Central to my understanding of the Restored Gospel of Jesus Christ is that it is all about relationships. Our relationship with God, our relationship with our family and our relationship with those around us. John Donne suggested that ‘No man is an island’. I am sometimes tempted to place myself on that island- maybe in a ward activity I’ll be found washing up because it’s less awkward to start conversations. We each need to be the strength that we can be to one another. Sometimes we fall short in our relationships with others; we might not reach out as much as we should- but if we experience that we need to be charitable and recognise that it may be more of an indication of where the other person is, rather than their feelings for you. We can’t get through this life alone, we must surround ourselves with people who encourage us to rise to the best that is within us, and in terms of ourselves we need to be such for others:
Next to a sense of kinship with God comes the helpfulness, encouragement, and inspiration of friends. Friendship is a sacred possession. As air, water and sunshine to flowers, trees, and verdure, so smiles, sympathy and love of friends to the daily life of man. To live, laugh, love one’s friends, and be loved by them is to bask in the sunshine of life (David O. McKay).
Your Membership in the Church Is Meant for More Than Just a Meeting
The greatest opportunities for me to step outside of myself and focus on others has come through my service in the Church. Sometimes if we have mountains in our lives we can be tempted to step back from service. I remember my first year of service as a Bishop as a 24 year old. The ward went through a couple of months where a number of people died. The first was a stillborn child at whose funeral I was asked to both officiate and speak. Half an hour after the little boy’s birth I was at his mum and dad’s bedside as they cradled this little boy who seemed to be resting peacefully. This period of time was a busy one for me as I visited relatives and performed funerals. However, through the service I was able to give I felt a closeness to the Saviour I had never felt before. I knew it was because I was acting in his stead and standing as a witness of him. During these times of service I have often had some challenges in my life, but living as a disciple of Christ enabled me to find comfort, strength and solace as I served.
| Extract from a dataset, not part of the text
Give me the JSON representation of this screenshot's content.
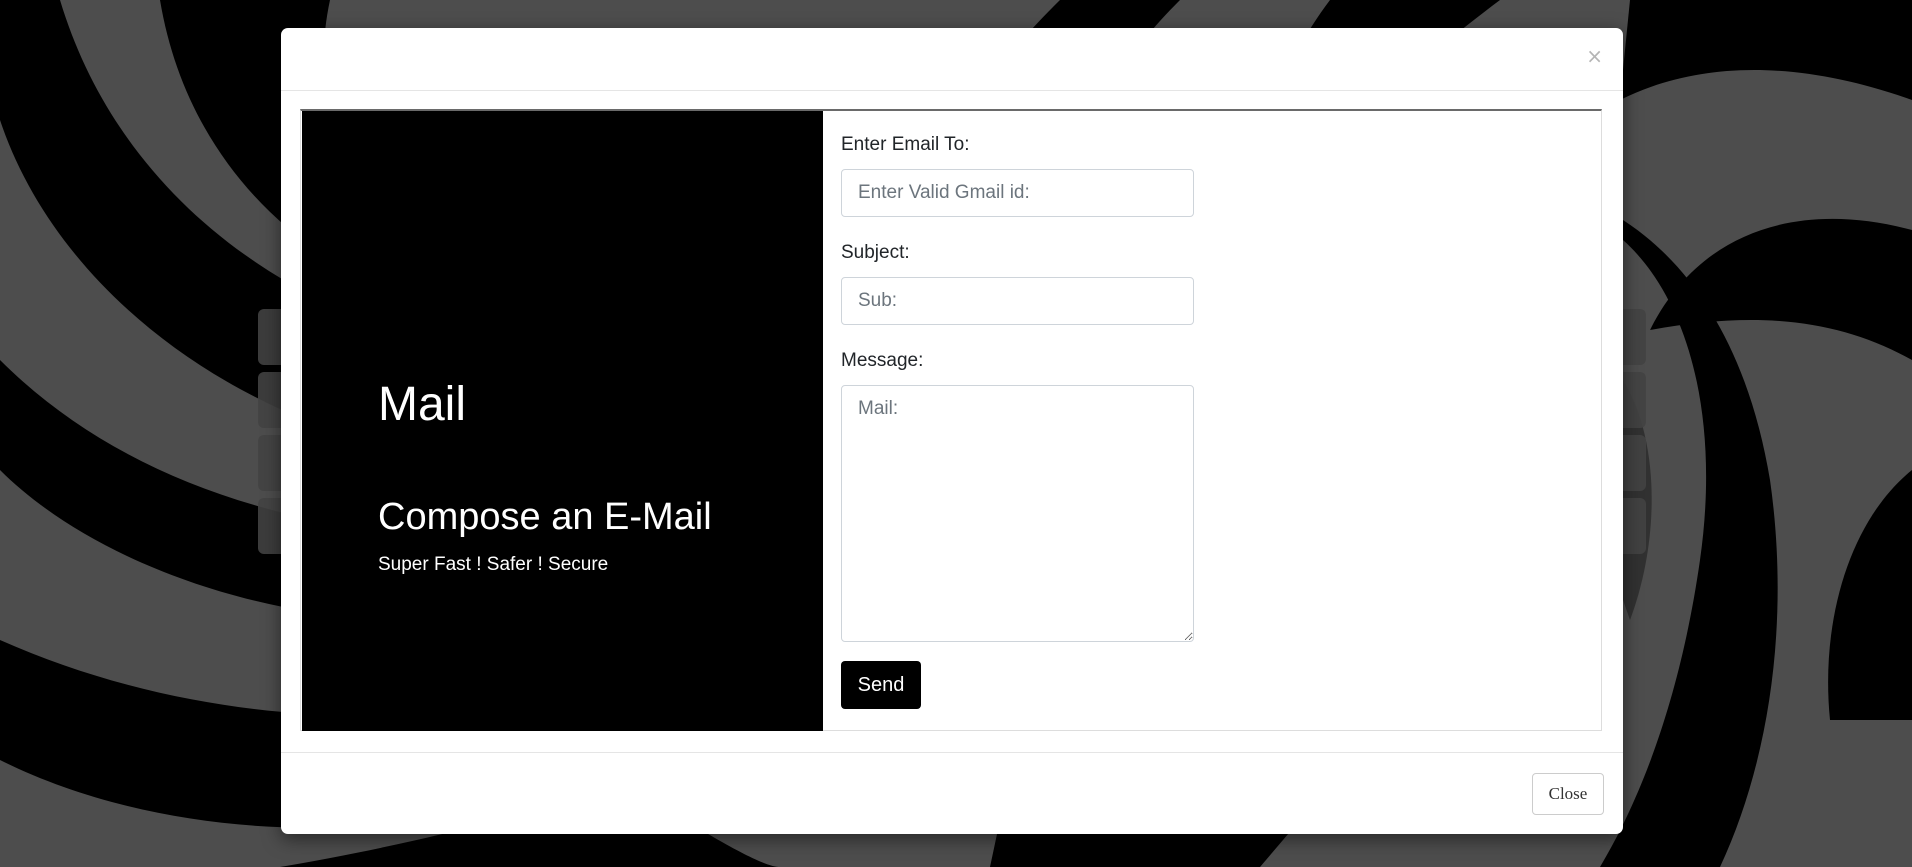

In exploring those four steps I haven’t really mentioned my mountain- but each one of those opportunities has helped me look outward to Christ, my family and others. As such through these acts of discipleship I am able to more fully see who I am. And who am I? I think a poem by Dietrich Bonhoeffer explains this most clearly:
Who am I? They often tell me I would step from my cell’s confinement calmly, cheerfully, firmly, like a squire from his country house.
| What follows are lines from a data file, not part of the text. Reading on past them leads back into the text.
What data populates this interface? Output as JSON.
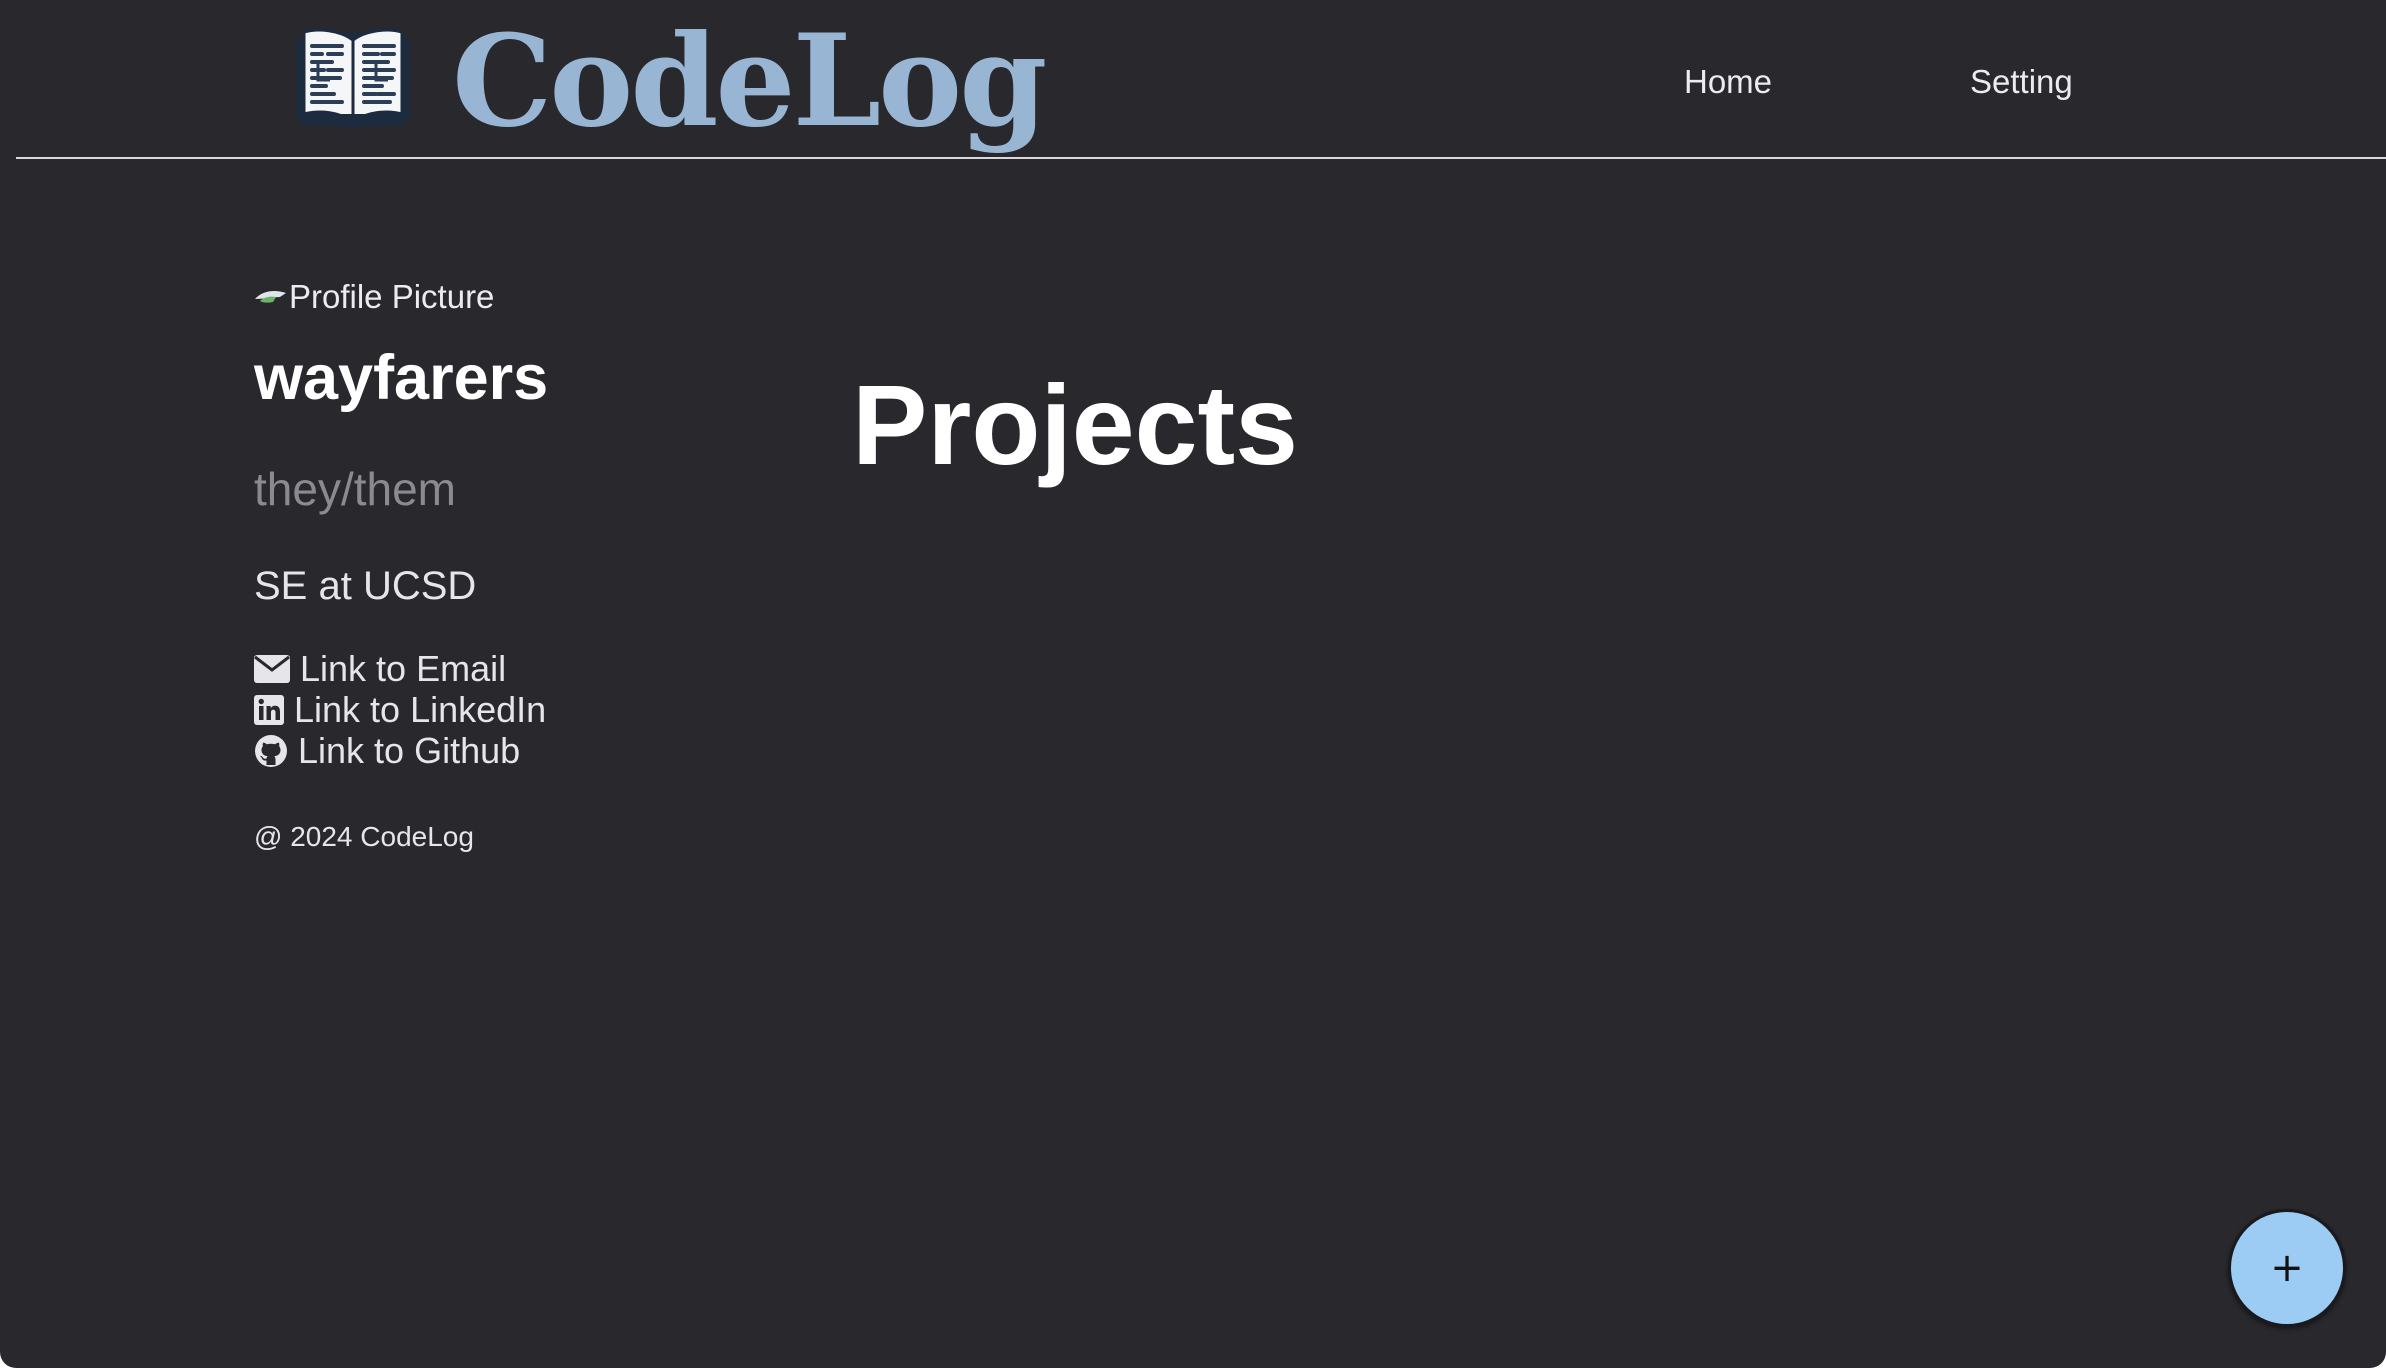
{
  "app": {
    "brand": "CodeLog",
    "logo_icon": "open-book-icon",
    "brand_color": "#98b6d4",
    "background_color": "#29282d"
  },
  "nav": {
    "items": [
      {
        "label": "Home"
      },
      {
        "label": "Setting"
      }
    ]
  },
  "profile": {
    "picture_alt": "Profile Picture",
    "username": "wayfarers",
    "pronouns": "they/them",
    "bio": "SE at UCSD",
    "links": [
      {
        "icon": "envelope-icon",
        "label": "Link to Email"
      },
      {
        "icon": "linkedin-icon",
        "label": "Link to LinkedIn"
      },
      {
        "icon": "github-icon",
        "label": "Link to Github"
      }
    ],
    "copyright": "@ 2024 CodeLog"
  },
  "main": {
    "title": "Projects"
  },
  "fab": {
    "label": "+",
    "icon": "plus-icon",
    "color": "#9ccbf4"
  }
}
Who am I? They often tell me I would talk to my warden freely and friendly and clearly, as though it were mine to command.
Who am I? They also tell me I would bear the days of misfortune equably, smilingly, proudly, like one accustomed to win.
Am I then really all that which others tell me, or am I only what I know of myself, restless and longing and sick, like a bird in a cage, struggling for breath, as though hands were compressing my throat, yearning for colours, for flowers, for the voices of birds, thirsting for words of kindness, for neighbourliness, trembling with anger at despotisms and petty humiliation, tossing in expectation of great events, powerlessly trembling for friends at an infinite distance, weary and empty at praying, at thinking, at making, faint and ready to say farewell to it all.
Who am I? This or the other? Am I one person today and tomorrow another? Am I both at once? A hypocrite before others, and before myself a contemptibly woebegone weakling? Or is it something within me still like a beaten army, fleeing in disorder from victory already achieved?
Who am I? They mock me, these lonely questions of mine. Whoever I am, Thou knowest, O God, I am Thine.
In considering our faith to move mountains, who I am is God’s. Wholly and completely. By being his I can love more and be more.